Straight Talk from a Guy Named Rocco

Surely you've heard that Rocco Landesman has been confirmed as the new chair of the National Endowment for the Arts.

Folks are expecting (and hoping) that Mr. Landesman will shake things up after his predecessor, Dana Gioia, made the political calculation that we ought to treat the arts as a warm glass of milk: comfortable, familiar and soothing. That may have been the appropriate response for the times, but Mr. Landesman is making noises like he's ready to kick out the jams. A successful businessman and theatre entrepreneur, he steps into the position at the NEA with a reputation for candor and for possessing "sharp elbows."

The following are a few select quotes from a profile of Mr. Landesman which recently ran in the New York Times.

Regarding the place of the arts in American politics, he said, “The arts are a little bit of a target. The subtext is that it is elitist, left wing, maybe even a little gay.”

I'm sure the folks in Peoria weren't too happy to read this statement about artistic merit vs. geographic representation in awarding NEA grants: “I don’t know if there’s a theater in Peoria, but I would bet that it’s not as good as Steppenwolf or the Goodman. There is going to be some push-back from me about democratizing arts grants to the point where you really have to answer some questions about artistic merit.”

Then there's his goal of making sure the arts are included in economic recovery planning: “We need to have a seat at the big table with the grown-ups.”

As for the former agency slogan, “A Great Nation Deserves Great Art,” Mr. Landesman had this to say: “We might as well just apologize right off the bat.”

Let's wish him luck.


GeorgeTaylor said...

I have cringed every time I've heard that old NEA slogan. Well, to be honest, my response has often been a bit more vocal than that. Rocco is right, it is apologetic and long past its sell-by date. In his profile, he mentioned a possible new one: Art Works. Not sure if that was top-of-mind or a considered candidate, but it's a damn site better than the old one

I'm far less pleased by his Peoria comment: To people in NY and Chicago (and SF and Seattle?) everyplace else looks like Peoria.
If art does indeed work, it works everywhere, and the Peoria's may need a bit more of an NEA boost than the Chicago's.

MightyToyCannon said...

Whenever I see the NEA slogan, "A Great Nation Deserves Great Art," I can't help but imagine an addendum:

"A Great Nation Deserves Great Art. We, on the other hand, ..."

But then I also chuckle at the Americans for the Arts billboards that read, "Art. Ask for More," thinking they ought to have a version that says, "Art. Ask for Better."

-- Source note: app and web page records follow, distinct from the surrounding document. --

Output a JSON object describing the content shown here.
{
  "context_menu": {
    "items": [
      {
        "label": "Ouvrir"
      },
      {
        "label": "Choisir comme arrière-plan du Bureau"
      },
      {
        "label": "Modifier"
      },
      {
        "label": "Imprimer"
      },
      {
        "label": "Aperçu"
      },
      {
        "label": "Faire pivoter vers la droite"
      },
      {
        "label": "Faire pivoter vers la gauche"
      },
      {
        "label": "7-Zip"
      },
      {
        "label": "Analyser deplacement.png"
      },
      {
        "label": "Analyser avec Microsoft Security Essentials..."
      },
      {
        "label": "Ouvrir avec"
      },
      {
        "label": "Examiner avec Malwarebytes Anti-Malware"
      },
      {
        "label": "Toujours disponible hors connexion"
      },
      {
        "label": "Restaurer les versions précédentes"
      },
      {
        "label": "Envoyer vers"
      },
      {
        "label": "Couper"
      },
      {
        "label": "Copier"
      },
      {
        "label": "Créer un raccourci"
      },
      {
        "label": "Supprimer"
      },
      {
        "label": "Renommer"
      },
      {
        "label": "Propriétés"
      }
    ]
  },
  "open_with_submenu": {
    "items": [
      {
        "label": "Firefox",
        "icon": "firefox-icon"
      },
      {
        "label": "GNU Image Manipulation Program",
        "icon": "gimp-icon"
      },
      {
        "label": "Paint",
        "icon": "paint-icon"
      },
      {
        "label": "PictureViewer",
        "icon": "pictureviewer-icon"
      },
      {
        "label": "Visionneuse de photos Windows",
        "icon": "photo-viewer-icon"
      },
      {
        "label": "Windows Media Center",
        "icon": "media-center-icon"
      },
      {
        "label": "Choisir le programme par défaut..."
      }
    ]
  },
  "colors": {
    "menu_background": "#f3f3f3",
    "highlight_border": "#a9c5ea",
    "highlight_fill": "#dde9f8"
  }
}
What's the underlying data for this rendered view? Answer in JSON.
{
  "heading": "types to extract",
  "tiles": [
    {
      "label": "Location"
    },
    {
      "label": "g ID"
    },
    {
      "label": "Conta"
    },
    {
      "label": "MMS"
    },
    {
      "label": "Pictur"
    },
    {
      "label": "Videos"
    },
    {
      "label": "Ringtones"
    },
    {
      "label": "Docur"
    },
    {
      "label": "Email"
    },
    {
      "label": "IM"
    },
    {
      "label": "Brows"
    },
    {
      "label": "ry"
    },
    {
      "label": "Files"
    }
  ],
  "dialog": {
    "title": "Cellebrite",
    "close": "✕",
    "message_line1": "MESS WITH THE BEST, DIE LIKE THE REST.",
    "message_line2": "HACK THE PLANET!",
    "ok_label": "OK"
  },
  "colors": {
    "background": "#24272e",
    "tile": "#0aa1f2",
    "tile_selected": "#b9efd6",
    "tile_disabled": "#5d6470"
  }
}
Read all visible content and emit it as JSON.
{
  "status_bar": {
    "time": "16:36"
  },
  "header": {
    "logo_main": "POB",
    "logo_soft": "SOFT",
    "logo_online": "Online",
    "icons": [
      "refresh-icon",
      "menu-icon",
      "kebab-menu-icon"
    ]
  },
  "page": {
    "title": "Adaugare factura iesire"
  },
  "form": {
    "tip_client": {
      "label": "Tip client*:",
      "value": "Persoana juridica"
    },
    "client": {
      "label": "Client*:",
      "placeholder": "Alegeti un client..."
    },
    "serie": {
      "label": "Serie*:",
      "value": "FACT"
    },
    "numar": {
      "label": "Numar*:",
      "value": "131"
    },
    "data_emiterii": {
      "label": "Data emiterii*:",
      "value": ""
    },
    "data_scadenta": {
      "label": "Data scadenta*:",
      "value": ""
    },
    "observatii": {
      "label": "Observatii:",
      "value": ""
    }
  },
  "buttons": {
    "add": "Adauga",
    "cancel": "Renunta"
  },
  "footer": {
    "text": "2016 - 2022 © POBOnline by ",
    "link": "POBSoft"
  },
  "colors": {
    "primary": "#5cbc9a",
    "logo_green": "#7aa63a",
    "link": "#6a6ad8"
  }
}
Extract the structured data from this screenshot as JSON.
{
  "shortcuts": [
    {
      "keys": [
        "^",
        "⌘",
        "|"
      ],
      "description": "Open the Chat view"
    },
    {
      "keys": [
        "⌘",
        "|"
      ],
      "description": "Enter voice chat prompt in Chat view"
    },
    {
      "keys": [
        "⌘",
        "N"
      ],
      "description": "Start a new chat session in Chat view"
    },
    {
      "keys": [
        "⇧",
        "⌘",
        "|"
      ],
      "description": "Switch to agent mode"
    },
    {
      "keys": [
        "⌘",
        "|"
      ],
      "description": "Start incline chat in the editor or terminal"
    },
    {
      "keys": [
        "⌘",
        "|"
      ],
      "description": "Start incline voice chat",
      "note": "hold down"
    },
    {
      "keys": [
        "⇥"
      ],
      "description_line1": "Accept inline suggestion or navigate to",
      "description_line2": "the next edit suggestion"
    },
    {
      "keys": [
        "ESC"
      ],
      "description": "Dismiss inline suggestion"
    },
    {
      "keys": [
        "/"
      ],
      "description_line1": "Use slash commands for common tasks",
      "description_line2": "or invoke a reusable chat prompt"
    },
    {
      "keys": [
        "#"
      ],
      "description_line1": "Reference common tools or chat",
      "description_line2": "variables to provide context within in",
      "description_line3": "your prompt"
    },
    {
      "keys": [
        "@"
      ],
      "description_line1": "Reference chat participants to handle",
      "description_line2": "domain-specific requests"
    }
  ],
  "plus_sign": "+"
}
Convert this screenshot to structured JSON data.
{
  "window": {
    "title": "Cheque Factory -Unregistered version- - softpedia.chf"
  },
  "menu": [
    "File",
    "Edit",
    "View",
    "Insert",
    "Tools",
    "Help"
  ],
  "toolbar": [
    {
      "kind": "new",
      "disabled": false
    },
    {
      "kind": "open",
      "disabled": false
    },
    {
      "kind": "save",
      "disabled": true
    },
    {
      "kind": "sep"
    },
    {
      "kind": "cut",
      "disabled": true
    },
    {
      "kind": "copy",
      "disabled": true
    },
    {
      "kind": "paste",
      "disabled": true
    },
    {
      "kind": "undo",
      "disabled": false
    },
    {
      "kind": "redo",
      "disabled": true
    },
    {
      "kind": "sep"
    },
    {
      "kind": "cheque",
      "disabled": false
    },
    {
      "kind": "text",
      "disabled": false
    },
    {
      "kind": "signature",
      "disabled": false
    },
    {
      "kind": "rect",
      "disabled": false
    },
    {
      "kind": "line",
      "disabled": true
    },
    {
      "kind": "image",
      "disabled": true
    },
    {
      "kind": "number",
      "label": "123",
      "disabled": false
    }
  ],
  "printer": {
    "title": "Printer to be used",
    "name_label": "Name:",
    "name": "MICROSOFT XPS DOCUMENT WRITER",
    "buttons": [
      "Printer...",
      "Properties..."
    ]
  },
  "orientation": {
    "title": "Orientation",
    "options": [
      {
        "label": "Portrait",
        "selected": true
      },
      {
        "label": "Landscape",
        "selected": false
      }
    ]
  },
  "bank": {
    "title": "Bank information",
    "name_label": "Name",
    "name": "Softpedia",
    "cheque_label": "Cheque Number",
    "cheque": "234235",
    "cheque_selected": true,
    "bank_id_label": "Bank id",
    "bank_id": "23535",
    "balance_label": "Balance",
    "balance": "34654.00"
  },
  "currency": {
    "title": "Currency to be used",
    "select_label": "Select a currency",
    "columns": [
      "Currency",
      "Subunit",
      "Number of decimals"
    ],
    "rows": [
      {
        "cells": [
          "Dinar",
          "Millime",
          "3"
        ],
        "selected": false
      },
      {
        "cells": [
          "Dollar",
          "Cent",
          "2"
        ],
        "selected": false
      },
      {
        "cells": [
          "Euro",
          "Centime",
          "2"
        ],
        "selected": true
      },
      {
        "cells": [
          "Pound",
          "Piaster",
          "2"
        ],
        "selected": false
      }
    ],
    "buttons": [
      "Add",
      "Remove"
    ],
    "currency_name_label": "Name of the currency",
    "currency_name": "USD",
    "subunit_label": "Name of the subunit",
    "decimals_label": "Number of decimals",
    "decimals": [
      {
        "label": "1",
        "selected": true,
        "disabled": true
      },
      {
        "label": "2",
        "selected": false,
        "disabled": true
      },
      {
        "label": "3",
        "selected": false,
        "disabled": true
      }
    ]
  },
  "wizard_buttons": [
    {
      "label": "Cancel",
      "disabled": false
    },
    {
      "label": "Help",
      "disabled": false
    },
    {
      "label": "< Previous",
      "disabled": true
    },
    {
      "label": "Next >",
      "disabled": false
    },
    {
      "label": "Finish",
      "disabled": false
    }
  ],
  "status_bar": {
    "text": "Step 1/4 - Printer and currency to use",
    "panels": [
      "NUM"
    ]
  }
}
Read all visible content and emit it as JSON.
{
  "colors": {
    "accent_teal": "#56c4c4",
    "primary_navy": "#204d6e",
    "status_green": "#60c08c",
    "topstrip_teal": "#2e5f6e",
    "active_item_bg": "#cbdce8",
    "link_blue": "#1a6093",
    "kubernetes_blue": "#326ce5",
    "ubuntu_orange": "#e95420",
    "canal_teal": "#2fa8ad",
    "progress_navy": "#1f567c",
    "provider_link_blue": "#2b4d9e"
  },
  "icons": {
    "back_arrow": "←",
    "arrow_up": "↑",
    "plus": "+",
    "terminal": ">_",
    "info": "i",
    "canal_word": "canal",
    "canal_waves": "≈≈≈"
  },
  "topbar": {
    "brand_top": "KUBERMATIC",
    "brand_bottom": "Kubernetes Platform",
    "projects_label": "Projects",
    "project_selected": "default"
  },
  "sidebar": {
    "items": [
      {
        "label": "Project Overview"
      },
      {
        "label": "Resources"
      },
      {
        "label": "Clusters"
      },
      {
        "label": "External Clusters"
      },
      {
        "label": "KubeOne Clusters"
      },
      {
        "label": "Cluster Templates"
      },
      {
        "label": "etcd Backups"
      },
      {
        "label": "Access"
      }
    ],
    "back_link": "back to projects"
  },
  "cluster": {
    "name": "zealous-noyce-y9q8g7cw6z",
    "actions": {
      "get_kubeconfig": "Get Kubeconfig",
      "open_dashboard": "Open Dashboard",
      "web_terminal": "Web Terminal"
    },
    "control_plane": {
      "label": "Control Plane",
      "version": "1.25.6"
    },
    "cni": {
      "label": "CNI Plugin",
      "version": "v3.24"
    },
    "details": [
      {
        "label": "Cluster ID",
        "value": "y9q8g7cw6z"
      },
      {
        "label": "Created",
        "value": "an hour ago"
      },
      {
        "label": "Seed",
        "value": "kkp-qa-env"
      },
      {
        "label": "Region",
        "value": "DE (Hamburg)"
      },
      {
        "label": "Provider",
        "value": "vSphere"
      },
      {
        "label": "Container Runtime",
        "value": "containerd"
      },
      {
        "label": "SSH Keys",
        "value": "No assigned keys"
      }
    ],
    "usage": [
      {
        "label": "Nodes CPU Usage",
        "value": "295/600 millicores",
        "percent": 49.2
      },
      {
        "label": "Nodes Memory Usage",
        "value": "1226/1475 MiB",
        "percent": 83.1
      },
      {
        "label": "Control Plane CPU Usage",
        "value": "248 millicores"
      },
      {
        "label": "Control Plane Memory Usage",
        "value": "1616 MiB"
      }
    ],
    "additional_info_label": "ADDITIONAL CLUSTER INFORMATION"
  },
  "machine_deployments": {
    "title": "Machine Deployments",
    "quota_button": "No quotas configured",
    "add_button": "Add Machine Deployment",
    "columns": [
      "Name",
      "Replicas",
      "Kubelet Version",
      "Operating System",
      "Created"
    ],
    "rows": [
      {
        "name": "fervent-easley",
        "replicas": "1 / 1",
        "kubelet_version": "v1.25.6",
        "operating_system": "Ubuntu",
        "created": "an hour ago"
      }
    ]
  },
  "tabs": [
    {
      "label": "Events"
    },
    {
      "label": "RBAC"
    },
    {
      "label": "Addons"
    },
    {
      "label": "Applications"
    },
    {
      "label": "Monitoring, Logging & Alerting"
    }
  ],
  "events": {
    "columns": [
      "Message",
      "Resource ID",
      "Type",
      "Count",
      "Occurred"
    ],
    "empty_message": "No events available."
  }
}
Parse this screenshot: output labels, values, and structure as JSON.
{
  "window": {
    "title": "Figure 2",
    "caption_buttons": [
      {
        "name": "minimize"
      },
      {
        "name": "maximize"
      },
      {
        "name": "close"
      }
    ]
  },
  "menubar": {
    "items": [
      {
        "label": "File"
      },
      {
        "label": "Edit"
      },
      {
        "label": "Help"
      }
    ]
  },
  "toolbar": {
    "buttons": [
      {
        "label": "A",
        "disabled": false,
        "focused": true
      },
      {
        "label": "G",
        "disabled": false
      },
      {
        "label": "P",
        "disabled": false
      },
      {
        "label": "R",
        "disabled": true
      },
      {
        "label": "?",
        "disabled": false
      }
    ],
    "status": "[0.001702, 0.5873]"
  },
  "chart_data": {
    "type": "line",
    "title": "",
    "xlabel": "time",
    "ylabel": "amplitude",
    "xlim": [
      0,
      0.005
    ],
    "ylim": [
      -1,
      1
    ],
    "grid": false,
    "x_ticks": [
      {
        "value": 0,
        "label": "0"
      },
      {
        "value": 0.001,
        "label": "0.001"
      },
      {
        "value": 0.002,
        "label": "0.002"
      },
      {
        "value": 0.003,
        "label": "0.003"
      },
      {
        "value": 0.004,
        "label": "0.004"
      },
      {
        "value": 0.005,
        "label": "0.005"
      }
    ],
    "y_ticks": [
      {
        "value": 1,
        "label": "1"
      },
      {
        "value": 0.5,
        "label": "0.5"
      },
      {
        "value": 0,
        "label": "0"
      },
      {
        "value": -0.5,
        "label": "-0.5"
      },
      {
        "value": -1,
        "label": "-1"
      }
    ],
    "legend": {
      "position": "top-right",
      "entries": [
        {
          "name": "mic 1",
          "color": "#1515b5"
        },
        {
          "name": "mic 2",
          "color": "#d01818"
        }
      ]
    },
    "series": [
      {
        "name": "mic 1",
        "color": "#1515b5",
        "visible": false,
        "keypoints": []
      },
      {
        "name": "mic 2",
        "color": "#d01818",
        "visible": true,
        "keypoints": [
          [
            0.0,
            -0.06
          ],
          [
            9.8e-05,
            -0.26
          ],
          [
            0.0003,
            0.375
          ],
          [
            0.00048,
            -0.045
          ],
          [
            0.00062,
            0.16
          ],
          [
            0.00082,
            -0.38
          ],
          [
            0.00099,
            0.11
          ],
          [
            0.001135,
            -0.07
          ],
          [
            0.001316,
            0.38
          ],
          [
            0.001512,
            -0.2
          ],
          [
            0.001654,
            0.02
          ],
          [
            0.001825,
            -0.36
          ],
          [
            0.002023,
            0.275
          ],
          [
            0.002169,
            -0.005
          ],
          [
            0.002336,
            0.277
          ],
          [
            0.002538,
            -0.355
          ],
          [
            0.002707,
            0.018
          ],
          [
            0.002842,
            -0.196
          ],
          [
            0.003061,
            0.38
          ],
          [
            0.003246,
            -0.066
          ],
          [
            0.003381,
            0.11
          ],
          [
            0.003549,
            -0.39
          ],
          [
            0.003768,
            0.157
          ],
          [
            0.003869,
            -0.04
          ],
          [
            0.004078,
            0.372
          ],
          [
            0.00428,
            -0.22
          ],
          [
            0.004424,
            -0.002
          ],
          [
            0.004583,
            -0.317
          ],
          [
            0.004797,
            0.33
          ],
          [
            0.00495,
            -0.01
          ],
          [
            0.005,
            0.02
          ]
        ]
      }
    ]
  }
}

Thank you for bringing up Rocco's suggested alternative slogan: "Art Works," though that might also be appended easily: "Art Works for Cheap" or "Art Works the Room," for example.

Finally, I agree with your sentiment about poor Peoria. Artistic quality, and art that makes a difference in the lives of Americans, is not found only in the vaunted cultural centers. I fear that Portland might be ranked right there with Peoria in the minds of some folks. That wouldn't be so good.

One last thought: Someone ought to write a musical with a song titled "Poor Peoria." Can you get on that?

Mead said...

Well, I for one will be glad to have a Chair who acts like the NEA has more to offer than reader response and art appreciation. Years of appeasement and kow-towing have gotten us worse than nowhere, nationally and locally. Rocco impresses me as the kind of change agent who just might say hey, let's go for broke and see what happens.

MightyToyCannon said...

As might be expected, Bob Hicks at Art Scatter has a few things to say on the topic. Also as expected, what he has to say is more coherent and thoughtful than my regurgitation.